Thursday, May 3, 2007

Op-Ed: Neighborhood Tales: Briarwood, Queens

The streets of Briarwood. Photographed by Nadia Chaudhury.

By Nadia Chaudhury

No one’s ever heard of Briarwood, my quiet, small neighborhood off of Queens Boulevard, tucked in the outskirts of Jamaica and Kew Gardens. My credit card statements are addressed to Jamaica, New York, as if Briarwood doesn’t even exist to Citibank. Though, the MTA recognizes the neighborhood enough to create a subway station there: Briarwood-Van Wyck, home to the F train.

Whenever I tell people I live in Queens, they gasp and say, “Oh my god, that’s so far away! How long does it take you to get to school?” Forty-five minutes to an hour, I answer, depending on the train. Then they gasp again, “Oh my god, that’s so long!” Compared to my hour-and-a-half trek to high school in the Bronx, going to Lang is a breeze. Even getting home during the late hours (or early morning, whichever way you choose to look at it) is easy because the F train never stops; although there might be a twenty minute wait.

I live on 85th Road, on top of a hill. One side is so steep for several blocks that it rests on Hillside Avenue. The other slide slants slowly, twisting and meshing into other streets, until it comes to a stop on Queens Boulevard.

Outside my apartment, there are two other similar buildings, all part of the same apartment complex. In the center is the circular pathway where I learned to ride my bike, going round and round until dark and the pathway that became a make-shift baseball field, each entrance substituting for the bases. A stout, wide bush where I saw my first robin in spring sat in the very center of it. Children walk to the elementary school just across the street, and when they’re a bit older, they walk a bit further to the junior high school right behind that elementary school. The sky’s clearer above and I can count how many stars I see with two hands.

Despite this calm and serene atmosphere (and because of it), Briarwood is not very exciting. Besides the Little League parade every spring, not much happens in this little neighborhood. I spend most of my time in Manhattan, where it’s livelier.

Going home, though, is an indulgence I get to relive every night, because it’s a break from the constant motion of Manhattan, walking through the quiet, hilly roads of Briarwood where I used to play manhunt through the streets and buildings of the neighborhood and watched in awe as a friend threw a ball up to the roof of a six-story apartment building. Briarwood is where I grew up, and for now, it’s nice being here.

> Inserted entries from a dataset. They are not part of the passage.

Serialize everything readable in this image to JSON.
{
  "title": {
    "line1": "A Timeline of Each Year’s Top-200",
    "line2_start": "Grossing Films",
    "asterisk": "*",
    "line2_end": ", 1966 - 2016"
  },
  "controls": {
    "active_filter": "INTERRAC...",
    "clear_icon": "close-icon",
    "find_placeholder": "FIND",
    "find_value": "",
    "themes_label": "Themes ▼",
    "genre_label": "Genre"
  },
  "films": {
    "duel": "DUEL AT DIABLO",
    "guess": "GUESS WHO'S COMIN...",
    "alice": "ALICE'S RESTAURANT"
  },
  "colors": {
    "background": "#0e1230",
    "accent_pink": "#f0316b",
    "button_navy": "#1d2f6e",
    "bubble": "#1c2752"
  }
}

1 comment:

PAM said...

I loved your article. I was born on Pershing Crescent 50 years ago, lived there until 1975, and then in California since I was 18. I have such nostalgic and wonderful memories of Briarwood. (I am probably the only person in the world who has a framed picture of The Van Wyck subway station on my wall!) Whenever I come back to NY the first thing I do is walk thru the old neighborhood. Past 117 and the playground, and the Boulevard, which has changed so much except for The Flagship which looks pretty much the same as it did the day it opened in 1965. (I was there on opening day with my Grandmother)You are lucky to live in such a great place.